We visited the Centennial Exhibition at Philadelphia
for the purpose of inspecting the various productions


corresponding to our own, hoping, indeed expecting, to
find something which would repay us for coming. We
were, indeed, repaid, but in a sense totally opposed to
what we expected, for we found that so far from
Americans being in advance of the English, they
were, in many cases, taking credit for so-called
" improvements " (claiming them as novelties), which
we had been familiar with, and had used in our own
works many years before. They appear to be strangely
unaware of what has been done in European countries,
and a single instance will illustrate this. The machinery
in the Exhibition was driven by a single large steam-
engine. The newspapers made a great deal of this
engine, declaring that it was the largest in the world,
and that it had been made in the smallest State
Ehode Island. An American engineer with evident
pride took us to see the big engine, which, after all, had
a cylinder of only 70in. diameter. We told him that
five-and-twenty years before a small engineering firm in
Cornwall, England, had made several engines with
cylinders 144in. in diameter, and which are yet at

We were permitted to inspect some of the most
important engineering establishments, and found the
tools of such an inferior character that our only wonder
was that they could produce either good or cheap work.
In most cases the floors of the workshops were inches
deep in ferruginous dust. Under such conditions every
time a heavy casting is dropped on the floor a cloud
of dust must rise, and entering the bearings of the
tools, cut them up badly. We found many of the tools
actually wedged up because of this.


An American manufacturer speaking to me of a
visit he had paid to the Exhibition in company with his
foreman, told me how astonished the latter was at the
excellence of the European exhibits. He said he had
no idea they could make the things half so well, " for,"
he said, " they are almost as good as oars," and, I
added, " only one half the cost."

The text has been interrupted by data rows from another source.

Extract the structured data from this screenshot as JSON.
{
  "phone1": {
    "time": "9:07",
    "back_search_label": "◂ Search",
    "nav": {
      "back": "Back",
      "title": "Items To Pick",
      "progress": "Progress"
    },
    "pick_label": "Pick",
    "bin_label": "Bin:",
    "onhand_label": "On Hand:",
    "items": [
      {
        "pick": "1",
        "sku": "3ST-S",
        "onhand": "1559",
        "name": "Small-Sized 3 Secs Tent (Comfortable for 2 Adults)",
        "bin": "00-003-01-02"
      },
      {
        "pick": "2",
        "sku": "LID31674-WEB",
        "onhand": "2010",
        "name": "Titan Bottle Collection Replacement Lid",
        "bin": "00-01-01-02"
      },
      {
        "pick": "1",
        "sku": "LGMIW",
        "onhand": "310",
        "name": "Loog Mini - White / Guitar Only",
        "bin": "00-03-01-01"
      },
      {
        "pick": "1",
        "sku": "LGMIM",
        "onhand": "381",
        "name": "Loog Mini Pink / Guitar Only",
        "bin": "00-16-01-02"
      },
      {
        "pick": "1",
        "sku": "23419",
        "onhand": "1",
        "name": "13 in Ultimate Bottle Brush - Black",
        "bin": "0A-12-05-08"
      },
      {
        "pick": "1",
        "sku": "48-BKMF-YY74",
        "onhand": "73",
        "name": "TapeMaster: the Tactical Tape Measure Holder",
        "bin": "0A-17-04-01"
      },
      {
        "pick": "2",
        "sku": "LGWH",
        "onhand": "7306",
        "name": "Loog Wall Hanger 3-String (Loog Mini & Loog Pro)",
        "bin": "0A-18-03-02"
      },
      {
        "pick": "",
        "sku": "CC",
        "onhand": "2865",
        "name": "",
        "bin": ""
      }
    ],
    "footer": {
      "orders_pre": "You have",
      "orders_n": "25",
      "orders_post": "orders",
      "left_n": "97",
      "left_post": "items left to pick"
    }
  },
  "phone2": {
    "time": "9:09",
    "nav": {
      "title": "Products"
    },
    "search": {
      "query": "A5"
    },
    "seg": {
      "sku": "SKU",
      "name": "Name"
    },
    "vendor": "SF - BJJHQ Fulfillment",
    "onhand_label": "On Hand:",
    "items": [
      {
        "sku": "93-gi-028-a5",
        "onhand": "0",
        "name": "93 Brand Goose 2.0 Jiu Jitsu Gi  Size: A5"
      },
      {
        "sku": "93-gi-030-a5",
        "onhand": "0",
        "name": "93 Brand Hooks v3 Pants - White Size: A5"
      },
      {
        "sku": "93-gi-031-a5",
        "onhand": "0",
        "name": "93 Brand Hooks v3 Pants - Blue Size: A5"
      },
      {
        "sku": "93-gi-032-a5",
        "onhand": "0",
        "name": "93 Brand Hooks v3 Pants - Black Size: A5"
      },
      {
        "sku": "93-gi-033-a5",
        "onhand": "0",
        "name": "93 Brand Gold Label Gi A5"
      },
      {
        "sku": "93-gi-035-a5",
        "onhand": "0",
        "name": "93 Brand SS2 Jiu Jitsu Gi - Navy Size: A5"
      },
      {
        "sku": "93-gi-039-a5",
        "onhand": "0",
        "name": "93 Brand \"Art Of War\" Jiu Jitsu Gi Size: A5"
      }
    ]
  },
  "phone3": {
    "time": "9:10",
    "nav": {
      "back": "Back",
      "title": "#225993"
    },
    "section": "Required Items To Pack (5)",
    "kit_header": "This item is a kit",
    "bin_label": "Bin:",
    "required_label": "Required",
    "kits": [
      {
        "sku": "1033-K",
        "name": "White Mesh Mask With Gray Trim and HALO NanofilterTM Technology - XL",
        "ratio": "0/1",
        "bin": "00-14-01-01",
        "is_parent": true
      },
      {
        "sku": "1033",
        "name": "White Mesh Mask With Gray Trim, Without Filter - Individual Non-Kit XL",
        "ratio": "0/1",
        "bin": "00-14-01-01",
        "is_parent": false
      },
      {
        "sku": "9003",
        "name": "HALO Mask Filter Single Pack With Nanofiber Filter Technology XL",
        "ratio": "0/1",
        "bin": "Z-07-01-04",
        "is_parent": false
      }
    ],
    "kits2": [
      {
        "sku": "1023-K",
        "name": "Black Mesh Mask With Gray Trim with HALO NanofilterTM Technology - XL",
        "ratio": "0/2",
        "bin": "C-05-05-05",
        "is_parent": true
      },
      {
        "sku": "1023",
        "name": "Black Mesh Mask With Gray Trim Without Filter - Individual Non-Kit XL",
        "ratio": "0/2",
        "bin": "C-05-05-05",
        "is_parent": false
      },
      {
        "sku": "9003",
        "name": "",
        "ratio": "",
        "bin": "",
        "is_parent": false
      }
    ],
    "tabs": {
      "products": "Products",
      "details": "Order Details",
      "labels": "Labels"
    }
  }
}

1 2 3 4 5 6 7 8 10 12 13 14 15 16 17 18

Online LibraryRichard TangyeReminiscences of travel in Australia, America, and Egypt → online text (page 10 of 18)